Global warming is a major factor controlling global sea level rise through thermal expansion of the ocean water, and the melting of glaciers and ice caps of the world. Geological processes such as sea-floor spreading, plate tectonic movements, geological faulting, sinkholes, tsunamis, subduction belts, and volcanoes contribute to global sea level change. The precise rates of land movements due to these geological processes are difficult to measure. Therefore, it is difficult to include them into global sea level change models. Land subsidence and uplift are very important factors causing sea level to change locally. El Nino causes sea level to rise significantly in the Eastern Pacific Ocean and to decline in the Western Pacific Ocean.
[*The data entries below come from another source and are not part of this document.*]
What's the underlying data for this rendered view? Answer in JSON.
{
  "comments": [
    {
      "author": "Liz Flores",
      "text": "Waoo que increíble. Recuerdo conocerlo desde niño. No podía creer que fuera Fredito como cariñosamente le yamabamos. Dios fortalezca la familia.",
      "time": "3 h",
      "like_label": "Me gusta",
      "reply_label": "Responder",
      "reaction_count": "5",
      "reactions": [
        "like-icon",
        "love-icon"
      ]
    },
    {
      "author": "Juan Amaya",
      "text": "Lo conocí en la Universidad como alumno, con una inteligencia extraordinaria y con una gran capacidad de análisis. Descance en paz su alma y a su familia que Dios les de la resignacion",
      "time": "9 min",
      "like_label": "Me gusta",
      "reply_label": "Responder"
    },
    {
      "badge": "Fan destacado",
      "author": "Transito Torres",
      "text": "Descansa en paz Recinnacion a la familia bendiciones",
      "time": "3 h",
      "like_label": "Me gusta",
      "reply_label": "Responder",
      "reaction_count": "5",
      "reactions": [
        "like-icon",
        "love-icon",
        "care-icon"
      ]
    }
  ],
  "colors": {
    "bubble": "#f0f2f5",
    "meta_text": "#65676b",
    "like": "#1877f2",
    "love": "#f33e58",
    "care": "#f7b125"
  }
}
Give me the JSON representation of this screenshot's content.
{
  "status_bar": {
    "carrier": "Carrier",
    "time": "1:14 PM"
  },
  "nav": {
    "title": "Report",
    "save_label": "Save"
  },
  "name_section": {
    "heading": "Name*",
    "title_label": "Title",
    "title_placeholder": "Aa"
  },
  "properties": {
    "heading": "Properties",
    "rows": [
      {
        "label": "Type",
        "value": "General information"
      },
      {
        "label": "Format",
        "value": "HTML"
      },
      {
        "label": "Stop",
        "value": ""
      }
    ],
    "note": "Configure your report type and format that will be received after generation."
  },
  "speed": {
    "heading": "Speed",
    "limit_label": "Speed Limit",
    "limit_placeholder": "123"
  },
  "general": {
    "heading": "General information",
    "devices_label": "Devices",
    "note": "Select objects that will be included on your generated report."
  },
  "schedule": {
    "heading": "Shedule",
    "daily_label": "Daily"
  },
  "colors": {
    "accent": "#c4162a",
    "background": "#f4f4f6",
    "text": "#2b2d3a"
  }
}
Permanent coastal inundation and accelerated coastal erosion are the most detrimental impact of sea-level rise on coastal areas. Changes in circulation of estuaries and lagoons, increasing salinity of estuaries and lagoons, changes in sedimentation patterns, tidal currents, increase storm surge, enhanced wave energy at shorelines, loss of wetlands, changes in ecotones and habitats, loss of sea turtle and bird nesting areas, and increased salt intrusion into ground water are some possible physical and biogeochemical impacts of sea-level rise on coastal areas. Sea level rise in mangrove ecosystems could alter succession, enhance mortality, change in benthic community structure, and reduce seedling establishment. It could cause changes in zonation, frontal regression, and landward extension of mangrove communities. Nitrogen and phosphorous concentrations could increase on a regional scale as a result of coastal flooding and soil erosion, particularly in subpolar and midlatitude, such as the Barring Sea. Pesticides that are presently retained in coastal soils could find their way into the open ocean as a result of sea level rise, which could affect coastal ecosystems. Rising in sea-level forces reefs to accordingly keep pace, fall behind or sprint, and creating characteristic external geometries and internal facies mosaics depending on the different rate between sea-level rise and coral reefs growth. The current and the future projected sea-level rise seem not to cause significant implications on coral reefs. However, indirect impact of sea-level rise such as changes is salinity, temperature, light intensity, dissolved oxygen level, and wave energy could produce some implications on coral reefs. Other consequences of sea level rise could changes biodiversity and changes in the endangered species populations.

Coastal areas experiencing physical, chemical, geological, or biological impacts due to the sea level rise also incur economic damages. For instance, the loss of 20,000 km2 coastal area in the United States would represent a financial loss of about $650 billion.

This document is currently not available here.

For NSU Patrons Only.